- Gut-associated lymphoid tissues (GALT) are characterized by a unique structure, physiologic inflammation, a tendency to suppress immune responses (oral tolerance), and production of secretory immunoglobulins.
- The immune response has two major arms: innate (rapid, hard-wired) and adaptive (delayed in onset with memory).
- Inflammatory bowel disease (IBD) offers a paradigm for understanding and treating intestinal inflammatory diseases.
- IBD is a dysregulated immune response of GALT to normal commensal microbes within the intestines of a genetically susceptible host; this response is modified by specific environmental factors (eg, tobacco).
- Numerous genetic loci defined as risk factors for IBD regulate innate immunity, adaptive immunity, the epithelial barrier, and the relationships of each of these with normal commensal microbiota (bacterial and nonbacterial).
- IBD is ultimately caused by overproduction of proinflammatory mediators relative to anti-inflammatory mediators, both of which are derived from cells associated with adaptive immunity (T helper [Th] cells) and innate immunity (macrophages and dendritic cells).
- Crohn disease (CD) preferentially exhibits overactivity of Th1 and Th17 cells, and ulcerative colitis (UC) may exhibit overactivity of Th2 cells.
- Excess production of cytokines derived from innate immune pathways (tumor necrosis factor [TNF] and interleukin-6 [IL-6]) occurs in both CD and UC.
- T regulatory cells secrete anti-inflammatory cytokines (eg, IL-10, transforming growth factor-β [TGFβ], and IL-35) that inhibit proinflammatory cytokine responses from innate and adaptive immune cells.
- Increased understanding of IBD immunopathogenesis has led to development of anti-inflammatory therapeutic agents that are increasingly being administered in a logical, mechanism-based manner.
Clinically, inflammatory bowel disease (IBD) is a chronic inflammatory condition of the intestines that is marked by remission and relapses and distills clinically into one of two major subtypes of disease: ulcerative colitis (UC) and Crohn disease (CD). Both diseases have a general commonality in their pathogenesis and are derived from a dysregulated mucosal immune response to antigenic components of the normal commensal microbiota that reside within the intestine in a genetically susceptible host (Figure 2–1).
Pathophysiologic mechanism of inflammatory bowel disease (IBD). IBD represents the dysregulated mucosal immune response to commensal microbial antigens in a genetically susceptible host that is modified by environmental factors.

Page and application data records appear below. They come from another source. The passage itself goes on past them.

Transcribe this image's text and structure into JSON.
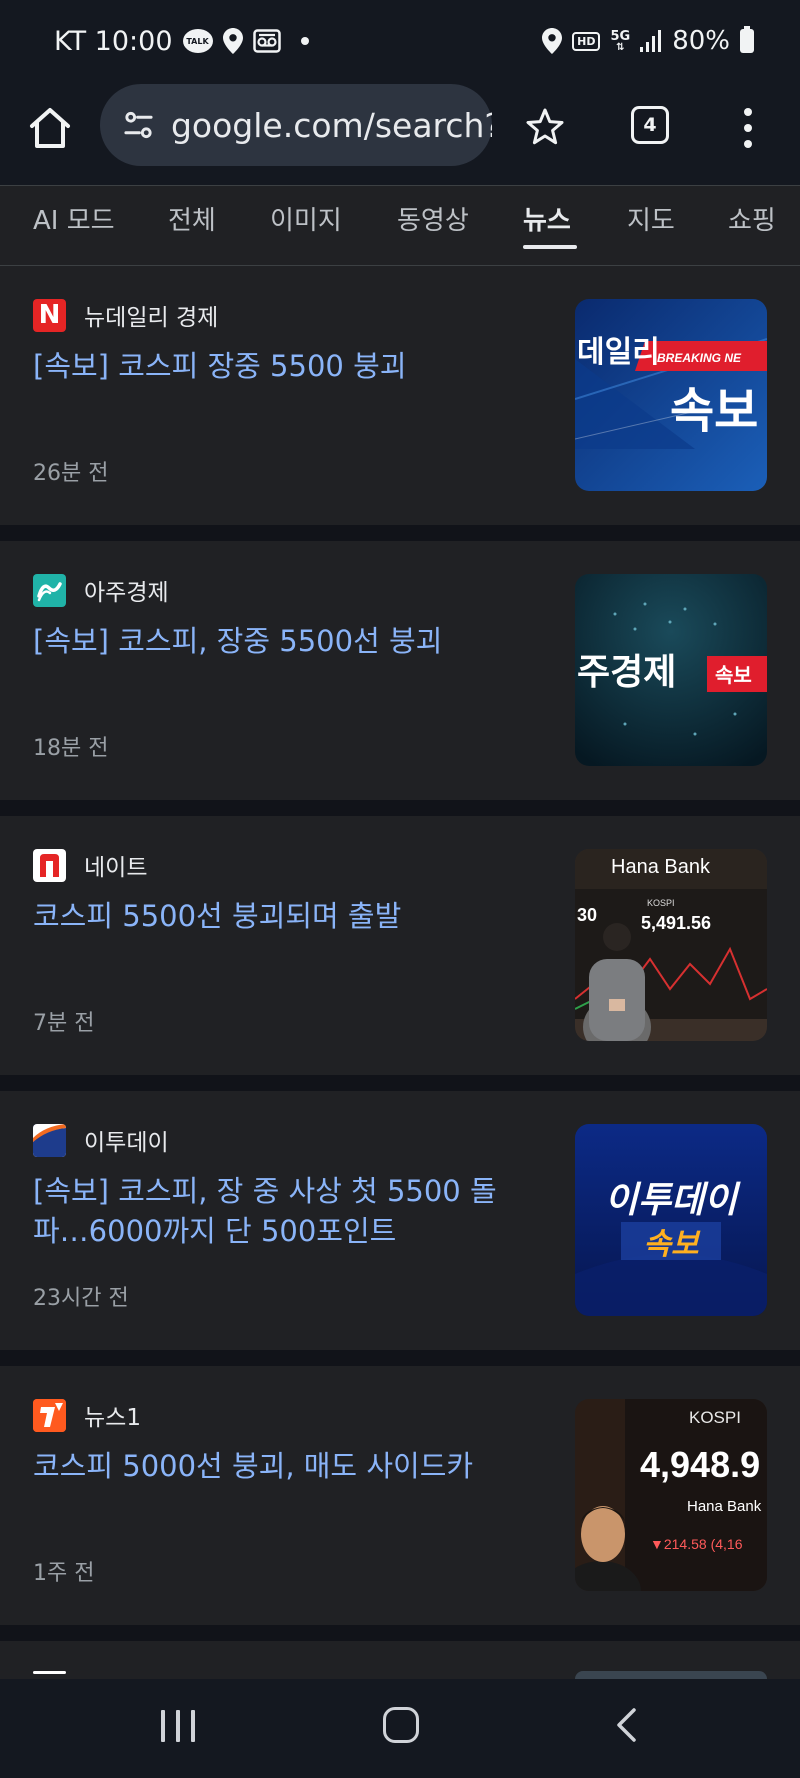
{
  "status_bar": {
    "carrier_time": "KT 10:00",
    "talk_label": "TALK",
    "hd_label": "HD",
    "network_label": "5G",
    "battery_percent": "80%"
  },
  "browser": {
    "url": "google.com/search?",
    "tab_count": "4"
  },
  "search_tabs": [
    {
      "label": "AI 모드"
    },
    {
      "label": "전체"
    },
    {
      "label": "이미지"
    },
    {
      "label": "동영상"
    },
    {
      "label": "뉴스"
    },
    {
      "label": "지도"
    },
    {
      "label": "쇼핑"
    }
  ],
  "active_tab": "뉴스",
  "news": [
    {
      "source": "뉴데일리 경제",
      "favicon_letter": "N",
      "headline": "[속보] 코스피 장중 5500 붕괴",
      "time": "26분 전",
      "thumb": {
        "brand": "데일리",
        "tag": "BREAKING NE",
        "text": "속보"
      }
    },
    {
      "source": "아주경제",
      "favicon_letter": "",
      "headline": "[속보] 코스피, 장중 5500선 붕괴",
      "time": "18분 전",
      "thumb": {
        "brand": "주경제",
        "tag": "속보"
      }
    },
    {
      "source": "네이트",
      "favicon_letter": "n",
      "headline": "코스피 5500선 붕괴되며 출발",
      "time": "7분 전",
      "thumb": {
        "brand": "Hana Bank",
        "kospi_label": "KOSPI",
        "value": "5,491.56",
        "left_num": "30"
      }
    },
    {
      "source": "이투데이",
      "favicon_letter": "",
      "headline": "[속보] 코스피, 장 중 사상 첫 5500 돌파…6000까지 단 500포인트",
      "time": "23시간 전",
      "thumb": {
        "brand": "이투데이",
        "text": "속보"
      }
    },
    {
      "source": "뉴스1",
      "favicon_letter": "1",
      "headline": "코스피 5000선 붕괴, 매도 사이드카",
      "time": "1주 전",
      "thumb": {
        "kospi_label": "KOSPI",
        "value": "4,948.9",
        "brand": "Hana Bank",
        "change": "▼214.58 (4,16"
      }
    }
  ],
  "colors": {
    "background": "#111319",
    "card": "#202124",
    "headline_link": "#8ab4f8",
    "secondary_text": "#9aa0a6"
  }
}
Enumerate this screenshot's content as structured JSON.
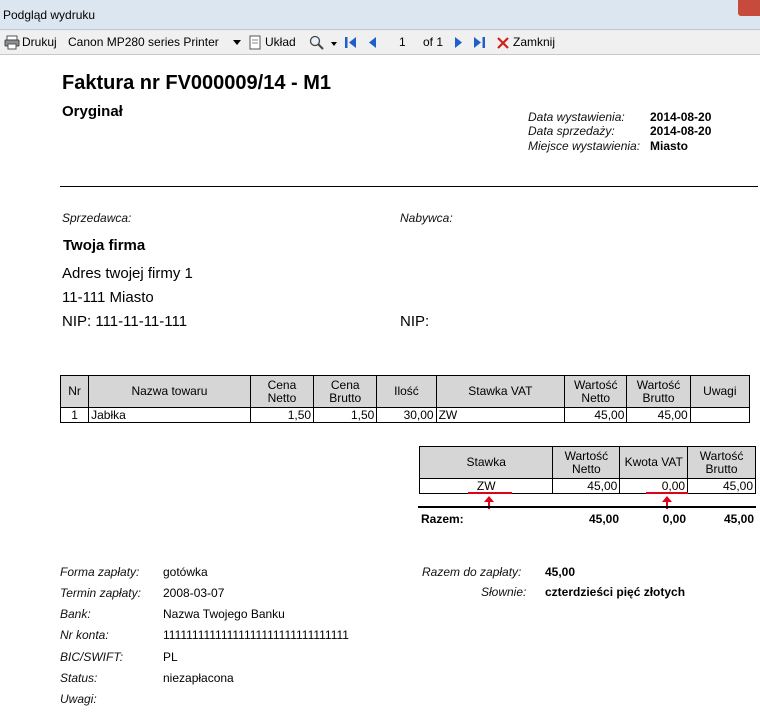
{
  "window": {
    "title": "Podgląd wydruku"
  },
  "toolbar": {
    "print_label": "Drukuj",
    "printer": "Canon MP280 series Printer",
    "layout_label": "Układ",
    "page_number": "1",
    "page_of": "of 1",
    "close_label": "Zamknij"
  },
  "invoice": {
    "title": "Faktura nr FV000009/14 - M1",
    "copy_label": "Oryginał",
    "meta": [
      {
        "label": "Data wystawienia:",
        "value": "2014-08-20"
      },
      {
        "label": "Data sprzedaży:",
        "value": "2014-08-20"
      },
      {
        "label": "Miejsce wystawienia:",
        "value": "Miasto"
      }
    ],
    "seller_label": "Sprzedawca:",
    "buyer_label": "Nabywca:",
    "seller": {
      "name": "Twoja firma",
      "address": "Adres twojej firmy 1",
      "city": "11-111  Miasto",
      "nip": "NIP: 111-11-11-111"
    },
    "buyer_nip": "NIP:",
    "items_headers": [
      "Nr",
      "Nazwa towaru",
      "Cena Netto",
      "Cena Brutto",
      "Ilość",
      "Stawka VAT",
      "Wartość Netto",
      "Wartość Brutto",
      "Uwagi"
    ],
    "items": [
      {
        "nr": "1",
        "name": "Jabłka",
        "net_price": "1,50",
        "gross_price": "1,50",
        "qty": "30,00",
        "vat": "ZW",
        "net_value": "45,00",
        "gross_value": "45,00",
        "notes": ""
      }
    ],
    "vat_headers": [
      "Stawka",
      "Wartość Netto",
      "Kwota VAT",
      "Wartość Brutto"
    ],
    "vat_rows": [
      {
        "rate": "ZW",
        "net": "45,00",
        "vat": "0,00",
        "gross": "45,00"
      }
    ],
    "totals": {
      "label": "Razem:",
      "net": "45,00",
      "vat": "0,00",
      "gross": "45,00"
    },
    "payment_info": [
      {
        "label": "Forma zapłaty:",
        "value": "gotówka"
      },
      {
        "label": "Termin zapłaty:",
        "value": "2008-03-07"
      },
      {
        "label": "Bank:",
        "value": "Nazwa Twojego Banku"
      },
      {
        "label": "Nr konta:",
        "value": "11111111111111111111111111111111"
      },
      {
        "label": "BIC/SWIFT:",
        "value": "PL"
      },
      {
        "label": "Status:",
        "value": "niezapłacona"
      },
      {
        "label": "Uwagi:",
        "value": ""
      }
    ],
    "to_pay": {
      "label": "Razem do zapłaty:",
      "value": "45,00"
    },
    "in_words": {
      "label": "Słownie:",
      "value": "czterdzieści pięć złotych"
    }
  },
  "colors": {
    "annotation": "#e0001a",
    "header_fill": "#d6d6d6",
    "titlebar": "#dce6f1",
    "nav_blue": "#1f5fc8"
  },
  "icons": [
    "printer-icon",
    "page-setup-icon",
    "zoom-icon",
    "first-page-icon",
    "prev-page-icon",
    "next-page-icon",
    "last-page-icon",
    "close-icon",
    "dropdown-arrow-icon"
  ]
}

An exaggerated T-cell response of polarized T cells that secrete T helper (Th) 1, 2, or 17 cytokines causes tissue injury and clinical symptoms. An inadequate T regulatory cell response is likely to be a significant contributor to IBD pathogenesis. OCPs, oral contraceptive pills.
This tripartite interaction between the genetic composition of the host, the mucosal immune response (including that associated with the epithelial barrier), and its relationship to the commensal microbiota is likely further modified by specific environmental factors that affect the lifetime risk of developing this disorder. Although the influence of specific gene variations, as endogenous risk factors that clearly define susceptibility to this disease, is well accepted, only a limited number of environmental factors have clearly been proven to either modify these diseases ...